In one of the dumbest, most preposterous — but awesome! — scenes in The Last Stand, an old-school actioner seemingly born in the shameless bang-bang '80s, the former governor of California rides a bad guy off the roof of a three-story building then blows the dude's evil head off on the way down. And there is much rejoicing!
Call me crazy — or a repressed fanboy geek still clinging to his rambunctious teens — but this is an ideal time, and an ideal flick, for an Arnold Schwarzenegger comeback. And I'm talking about the REAL Ahnuld here, the merciless Commando and Predator tuchus-kicker, the first Terminator, not that thumbs-up T2 peacenik.
First of all, at 65 years old, Schwarzenegger — playing a genial docksiders-wearing sheriff of a laid-back border town — can still sell it as an action star. He may not be built like a stack of concrete blocks anymore, but he's still built like a pile of unmixed cement bags, and that's better than most of us can claim. At the same time, though, he doesn't shy from his age; the sunlight repeatedly falls on his weary, cracked-leather mug, an unfiltered, closeup honesty that only adds to the movie's atta-boy charms.
But more than that, Schwarzenegger has returned to a cinema landscape that's not unlike the one that fueled his rise in the early '80s, where action movies, and to a greater extent horror flicks, play out with all the dizzying frying-pan-to-the-head violence of a Tom & Jerry cartoon. The bloodier and more inventive the take-down, the better. In The Last Stand, even a little old lady gets to blow away a bad guy and quip a zinger. Kindergarten Cop this isn't.
Okay, so The Last Stand may not be a great movie; the score is cheesy to the point of distraction, an Act III twist is a dud, and logic is frequently substituted with car crashes and related explosions. But it's smart enough, and it knows exactly what it wants to be and how it wants to entertain you. South Korean director Kim Jee-Woon has concocted a modern Western, with Schwarzenegger's Ray Owens in charge of stopping a drug lord in a 1,000-horsepower Corvette ZR1 (plus his army of paid-off thugs) from zipping through town, over a "mobile bridge" and into Mexico. All our hero has at his disposable is the most bumbling bunch of deputies since Don Knotts led the Apple Dumpling Gang.
But therein lies the good time. Kudos to dueling sidekicks Luis Guzman and Johnny Jackass Knoxville (the latter playing an unhinged ammo nut with a 1939 Vickers machine gun) for injecting legit laughs into the mayhem. Also funny — in a nefarious mustache-twirling way — is Fargo's Peter Stormare in wicked henchman mode. And as an FBI agent whose screw-up helps free the drug kingpin from a Vegas jail in the first place, Forest Whitaker has only cliches to work with, but this veteran is such a pro he turns dreck into something resembling art.

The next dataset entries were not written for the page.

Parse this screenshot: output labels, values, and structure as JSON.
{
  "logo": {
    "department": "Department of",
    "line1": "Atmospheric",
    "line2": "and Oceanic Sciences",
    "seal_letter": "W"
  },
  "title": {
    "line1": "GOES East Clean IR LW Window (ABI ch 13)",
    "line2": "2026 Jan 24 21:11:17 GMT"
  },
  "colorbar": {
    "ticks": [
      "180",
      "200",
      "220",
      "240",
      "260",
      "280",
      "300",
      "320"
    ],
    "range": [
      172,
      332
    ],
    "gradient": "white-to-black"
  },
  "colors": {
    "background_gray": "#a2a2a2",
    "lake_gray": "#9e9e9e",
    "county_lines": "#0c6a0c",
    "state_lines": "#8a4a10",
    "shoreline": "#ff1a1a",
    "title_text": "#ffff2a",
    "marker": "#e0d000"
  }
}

There are myriad finely edited action set pieces throughout, but the top dog is a doozy, a guns-a-blazin' shoot-out on a dusty Main Street, where you better believe that Vickers gun, with Arnold at the helm, is going to make a loud, cheerable appearance. Despite the tag line on the movie poster — "Retirement Is for Sissies" — The Last Stand never oversells the geezer gags or lowers itself to winking inside jokes about Schwarzenegger's colorful life. When he remarks that he's getting up there, an even riper gent scoffs, "Aw, you got a ways to go yet." After this loud, likable comeback, I would heartily agree.
Sean Daly can be reached at firstname.lastname@example.org. Follow @seandalypoplife on Twitter.